  • Assists hospitals in analyzing, managing, and interpreting data by providing education on proven methods that lead to positive change
  • Enhances the learning experience by offering breakout session that educate attendees on topic areas of interest

Keynote speaker Blake Haxton, a member of the 2016 U.S. Paralympic Team in rowing, will share his unique insight into successfully recovering from necrotizing fasciitis. 

Additional session highlights are as follows:

  • How to Become an ACS Quality Improvement (QI) Facilitator
  • Hot Topics in Surgical Quality and Safety
  • Patient-Reported Outcomes
  • What Residents Should Know about Policy, Quality Improvement, and Research
  • Emotional Intelligence in Quality and Safety
  • ACS Quality Programs and Registry Updates

A schedule overview, the conference brochure, hotel accommodations, and registration fee information are available on the ACS Quality and Safety Conference website. Space is limited, and registration will be on a first-come, first-served basis.

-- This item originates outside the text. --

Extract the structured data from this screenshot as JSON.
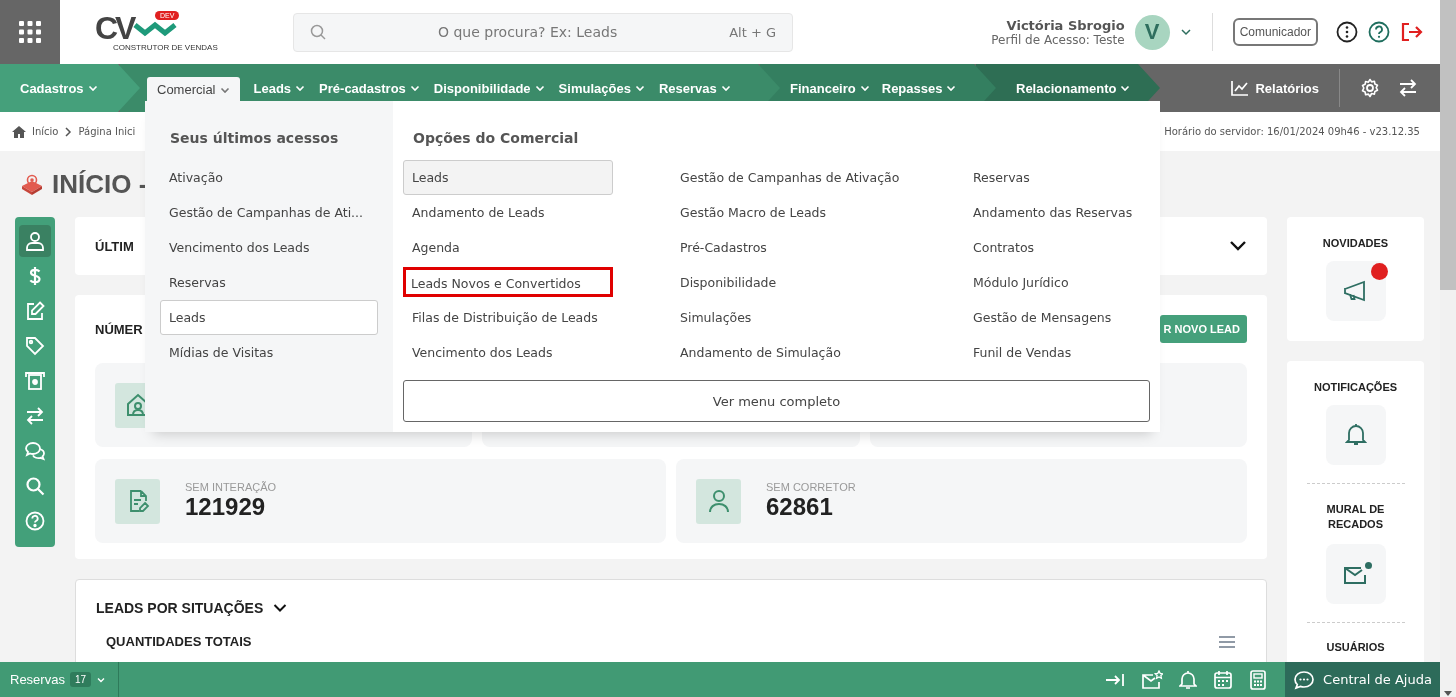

Reminder: CMS Call on Reporting Global Codes Set for April 25

The American College of Surgeons (ACS) encourages members who are subject to the Centers for Medicare & Medicaid Services (CMS) reporting requirements for 10- and 90-day global services to participate in a CMS teleconference, 1:30−3:00 pm EDT, April 25. This call will provide information regarding the new reporting requirements, along with reporting resources and tools.

The rule takes effect July 1 and applies to practitioners who furnish 10- and 90-day global services on a CMS list of 293 codes and who are in practices with 10 or more other practitioners in any of nine selected states—Florida, Kentucky, Louisiana, Nevada, New Jersey, North Dakota, Ohio, Oregon, and Rhode Island. These practitioners will be required to report Current Procedural Terminology (CPT) code 99024 for each postoperative visit related to the specified codes for services that they provide to a Medicare beneficiary.

The call will include a question-and-answer period. Coders, billers, and practice managers in the nine selected states are encouraged to participate as well. Details about the call, including registration information, are posted on the CMS website.

More information about the global codes policy is available on the ACS website and the CMS website. Surgeons who have difficulty complying with this policy or who have questions should contact the ACS Division of Advocacy and Health Policy at regulatory@facs.org.

New Video Highlights ACS Fundamentals of Surgery Curriculum

The ACS Fundamentals of Surgery Curriculum® (ACS FSC) is a highly interactive, case-based, online curriculum that addresses the essential content areas that all surgical residents need to master in the early years of training. The curriculum includes more than 110 simulated case scenarios in which residents are asked to recognize and assess symptoms and signs, order appropriate tests and procedures, evaluate data, and initiate appropriate actions.